The reply should consist of one number, the count of lines below in which the word "City" appears.

App and web page records:
****************
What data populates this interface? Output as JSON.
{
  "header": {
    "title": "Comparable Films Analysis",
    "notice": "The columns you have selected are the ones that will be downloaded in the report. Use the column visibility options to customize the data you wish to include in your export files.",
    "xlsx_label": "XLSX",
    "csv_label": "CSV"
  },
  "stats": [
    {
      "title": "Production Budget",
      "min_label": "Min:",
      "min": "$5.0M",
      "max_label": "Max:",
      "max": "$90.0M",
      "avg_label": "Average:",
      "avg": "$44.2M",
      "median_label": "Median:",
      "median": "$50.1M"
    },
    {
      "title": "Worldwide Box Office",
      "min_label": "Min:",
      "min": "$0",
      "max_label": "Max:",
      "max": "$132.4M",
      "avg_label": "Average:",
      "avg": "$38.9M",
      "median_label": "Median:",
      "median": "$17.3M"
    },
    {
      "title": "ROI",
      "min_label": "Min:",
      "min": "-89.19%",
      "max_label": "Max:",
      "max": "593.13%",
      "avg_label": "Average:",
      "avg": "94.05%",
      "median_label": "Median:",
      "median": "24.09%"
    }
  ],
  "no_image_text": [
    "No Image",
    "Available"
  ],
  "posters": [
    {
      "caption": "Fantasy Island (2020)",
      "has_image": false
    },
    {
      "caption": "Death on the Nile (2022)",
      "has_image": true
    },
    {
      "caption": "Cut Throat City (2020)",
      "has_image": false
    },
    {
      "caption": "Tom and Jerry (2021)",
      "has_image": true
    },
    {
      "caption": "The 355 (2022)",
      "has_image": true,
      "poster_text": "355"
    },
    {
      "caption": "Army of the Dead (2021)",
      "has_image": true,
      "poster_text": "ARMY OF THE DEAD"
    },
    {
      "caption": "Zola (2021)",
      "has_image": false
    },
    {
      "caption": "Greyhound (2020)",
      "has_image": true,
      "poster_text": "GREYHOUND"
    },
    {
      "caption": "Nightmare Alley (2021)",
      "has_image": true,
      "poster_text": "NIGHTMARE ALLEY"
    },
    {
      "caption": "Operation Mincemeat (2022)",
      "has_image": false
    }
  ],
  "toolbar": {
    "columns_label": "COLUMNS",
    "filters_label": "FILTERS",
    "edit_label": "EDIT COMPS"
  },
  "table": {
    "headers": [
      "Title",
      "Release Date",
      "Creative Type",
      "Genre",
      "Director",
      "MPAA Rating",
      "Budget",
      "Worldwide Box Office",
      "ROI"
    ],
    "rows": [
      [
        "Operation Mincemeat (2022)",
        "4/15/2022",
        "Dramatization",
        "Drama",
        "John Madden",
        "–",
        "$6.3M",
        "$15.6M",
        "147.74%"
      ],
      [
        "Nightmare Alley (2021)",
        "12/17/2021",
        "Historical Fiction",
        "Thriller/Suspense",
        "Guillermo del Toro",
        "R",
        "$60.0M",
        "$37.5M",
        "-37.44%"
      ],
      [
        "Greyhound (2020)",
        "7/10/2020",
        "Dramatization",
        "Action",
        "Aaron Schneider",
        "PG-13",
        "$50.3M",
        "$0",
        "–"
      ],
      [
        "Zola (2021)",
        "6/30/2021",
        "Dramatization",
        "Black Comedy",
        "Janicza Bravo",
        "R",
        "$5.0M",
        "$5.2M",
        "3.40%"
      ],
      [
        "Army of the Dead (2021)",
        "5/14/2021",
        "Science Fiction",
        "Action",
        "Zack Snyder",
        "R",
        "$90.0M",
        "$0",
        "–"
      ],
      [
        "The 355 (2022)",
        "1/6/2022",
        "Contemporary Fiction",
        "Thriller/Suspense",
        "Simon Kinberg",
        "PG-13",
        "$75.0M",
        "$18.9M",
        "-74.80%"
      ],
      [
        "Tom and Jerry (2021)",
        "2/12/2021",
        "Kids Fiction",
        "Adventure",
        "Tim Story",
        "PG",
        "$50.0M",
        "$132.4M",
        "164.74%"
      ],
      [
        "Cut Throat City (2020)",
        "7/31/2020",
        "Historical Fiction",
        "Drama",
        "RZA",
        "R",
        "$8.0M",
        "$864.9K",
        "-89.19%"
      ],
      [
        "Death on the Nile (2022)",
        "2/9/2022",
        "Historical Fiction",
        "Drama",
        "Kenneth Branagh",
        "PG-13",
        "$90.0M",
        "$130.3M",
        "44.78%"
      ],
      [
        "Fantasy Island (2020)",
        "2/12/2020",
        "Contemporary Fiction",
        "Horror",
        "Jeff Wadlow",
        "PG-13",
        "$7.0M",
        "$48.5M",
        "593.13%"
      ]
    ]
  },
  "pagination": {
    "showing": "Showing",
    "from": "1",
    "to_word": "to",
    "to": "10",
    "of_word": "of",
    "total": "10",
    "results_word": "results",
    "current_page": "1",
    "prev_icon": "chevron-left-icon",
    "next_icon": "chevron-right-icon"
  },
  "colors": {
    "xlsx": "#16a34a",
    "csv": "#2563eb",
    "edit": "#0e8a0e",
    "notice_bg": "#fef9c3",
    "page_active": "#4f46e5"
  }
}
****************
- ANSWER FOR THE TASK -
2